Have you ever lent money to another person or entity and quickly realized you’re never going to get it back – either personally or from your business? First, the concern was how to get the money back. Then, the money you loaned in good faith turned out to be a bad debt. There are a few instances in which you can get a tax deduction for debts that become worthless in a taxable year.
There are certain rules enforced to be able to deduct a bad debt. There has to be a debtor-creditor relationship that involves a legal, valid and enforceable obligation to pay the money back. There must also be an intent to enter the relationship which is established by having an actual expectation of repayment and intent to enforce the debt if necessary. A formal loan agreement does help prove the intent of a loan relationship but does not always guarantee the debt is deductible.
If the loan was made to a related party, you will want to prove the loan was made for legitimate business purposes as well as the other tests listed above. The IRS will examine deductibility of related party bad debts more closely than others.
A bad debt deduction can only be taken if there was an actual loss of money or if the amount was reported as income. A business bad debt (a debt that the dominant motivation of the debt was related to your business) can be fully or partially worthless; whereas, a nonbusiness bad debt (a debt that is personal in nature) must be fully worthless in the year the deduction is taken. The bad debt deduction is taken when worthlessness can be established.
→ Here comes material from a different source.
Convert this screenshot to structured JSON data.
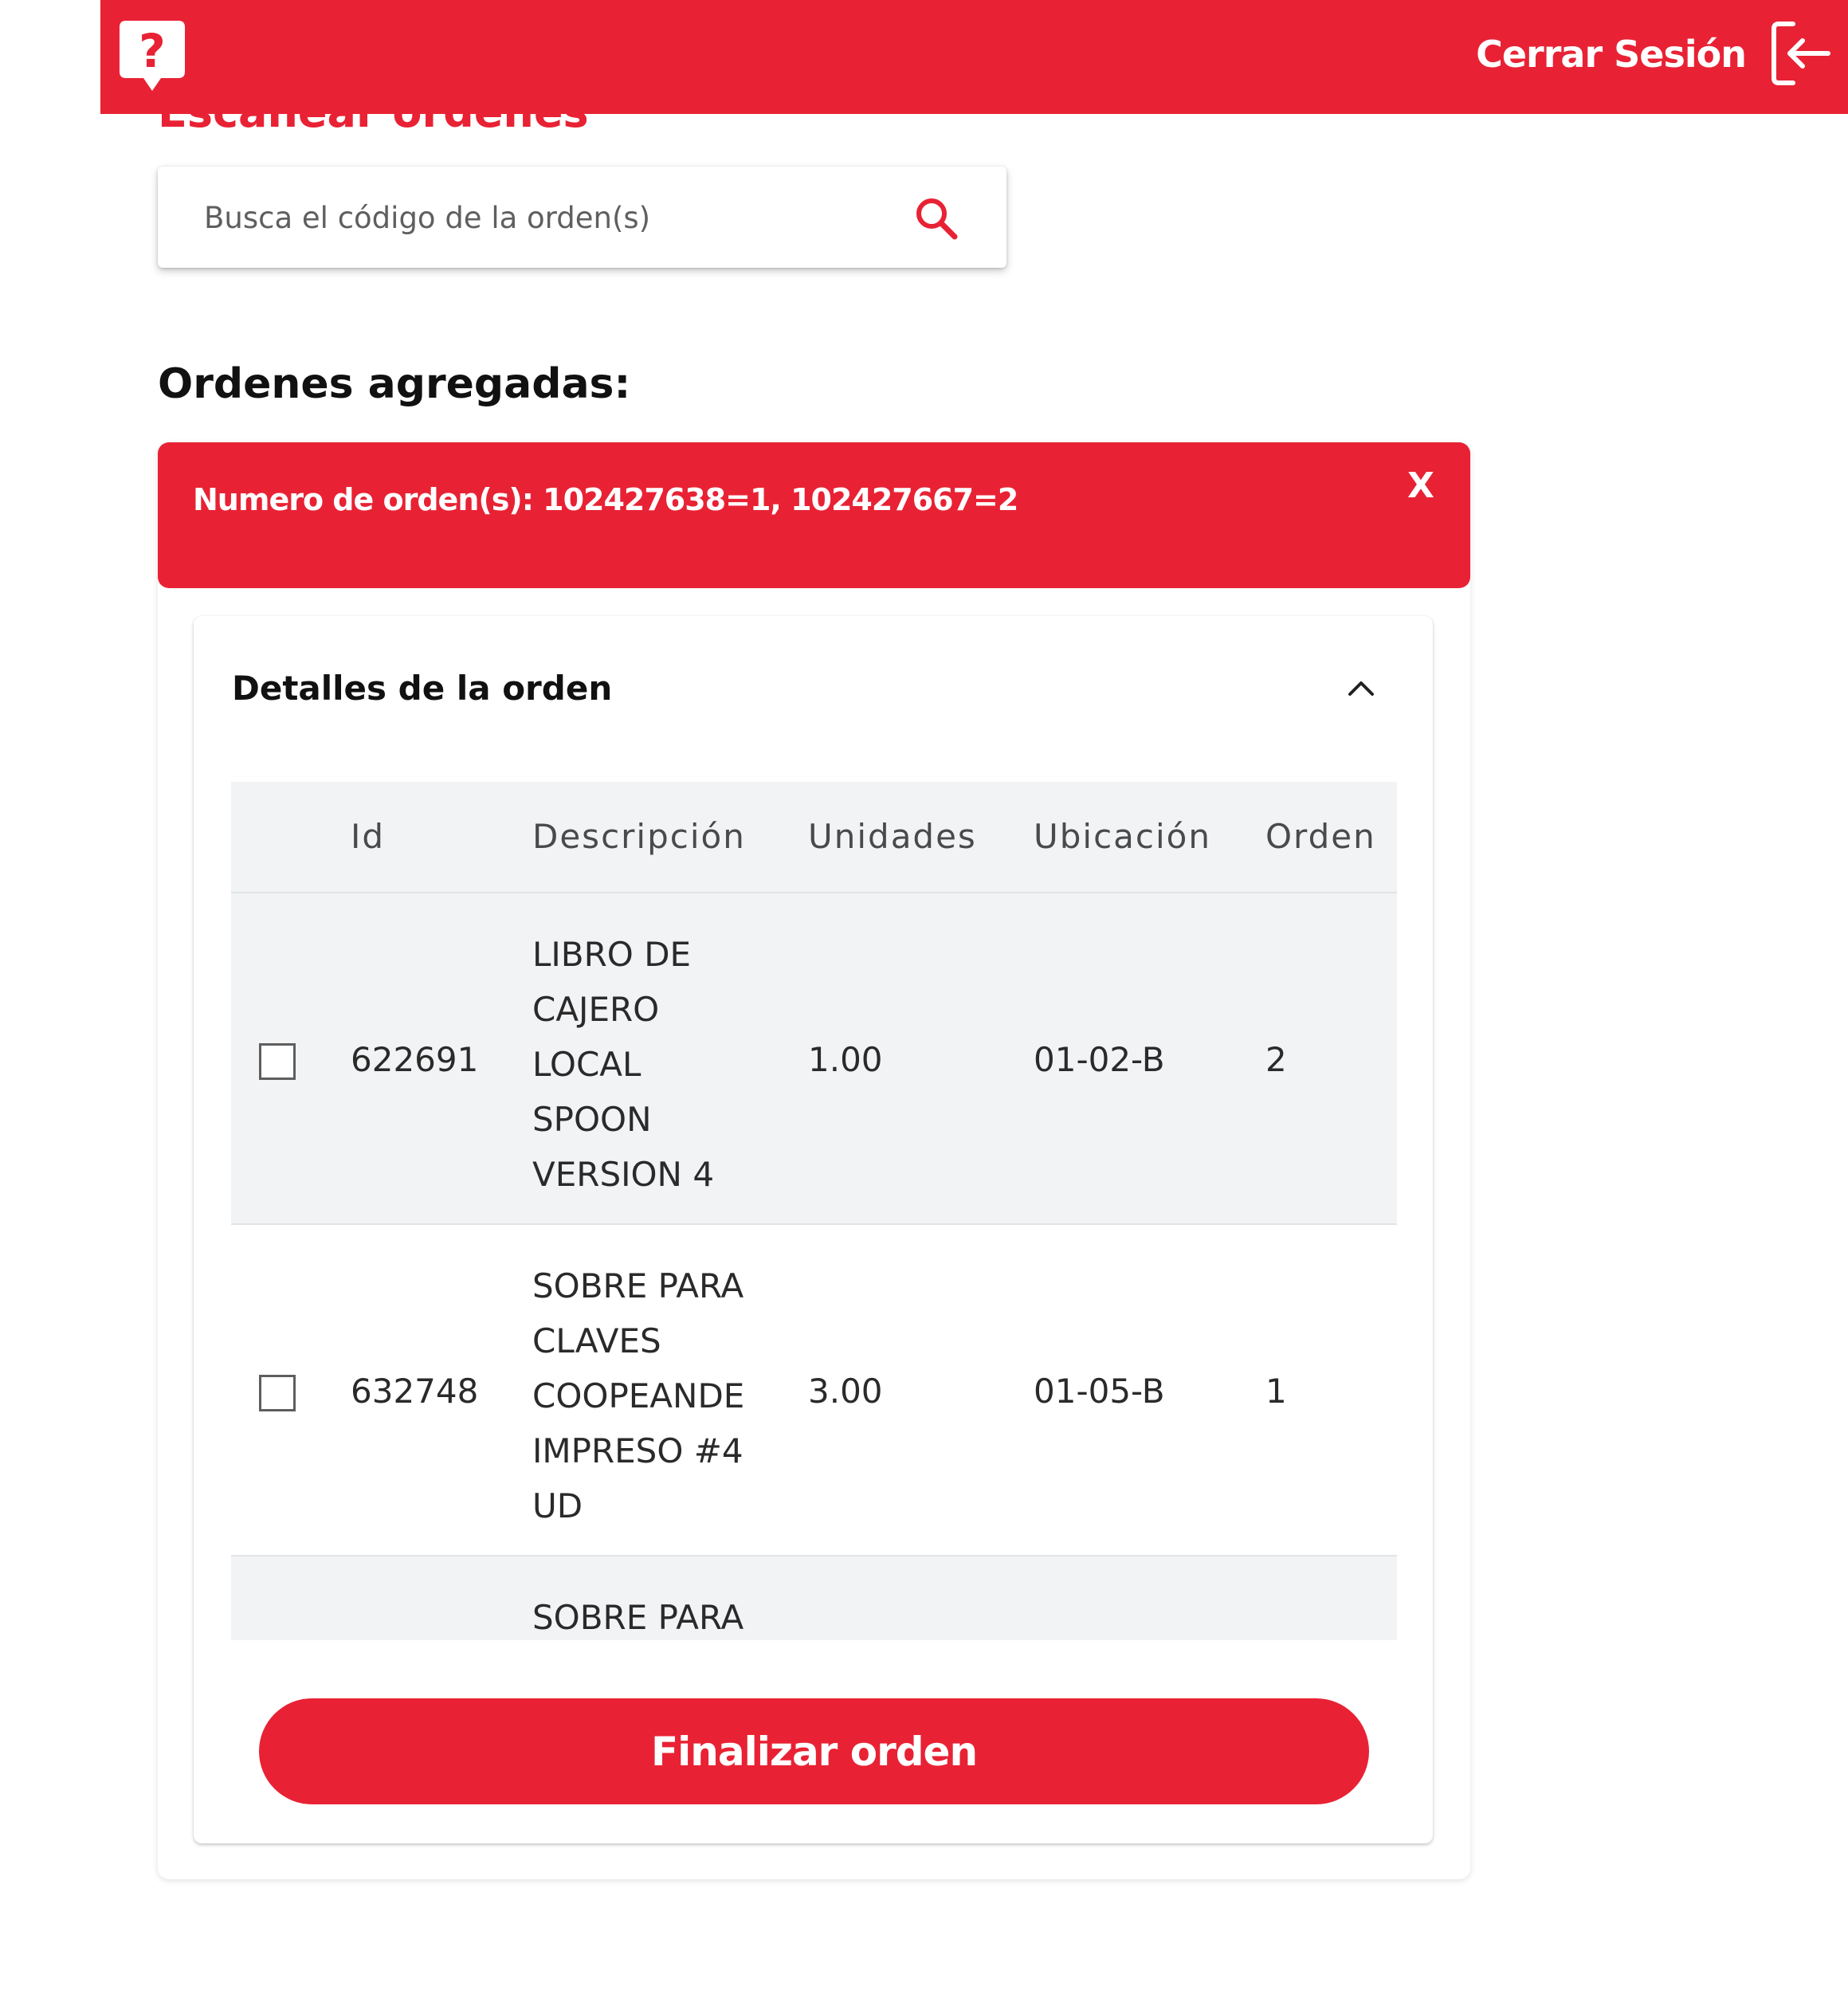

A bad debt deduction cannot be taken if you do not have any records or activity to prove there was an enforceable loan entered into for profit. It is very important when lending money to another person to make sure you have it documented in the event it becomes uncollectible.
KC Kolb, CPA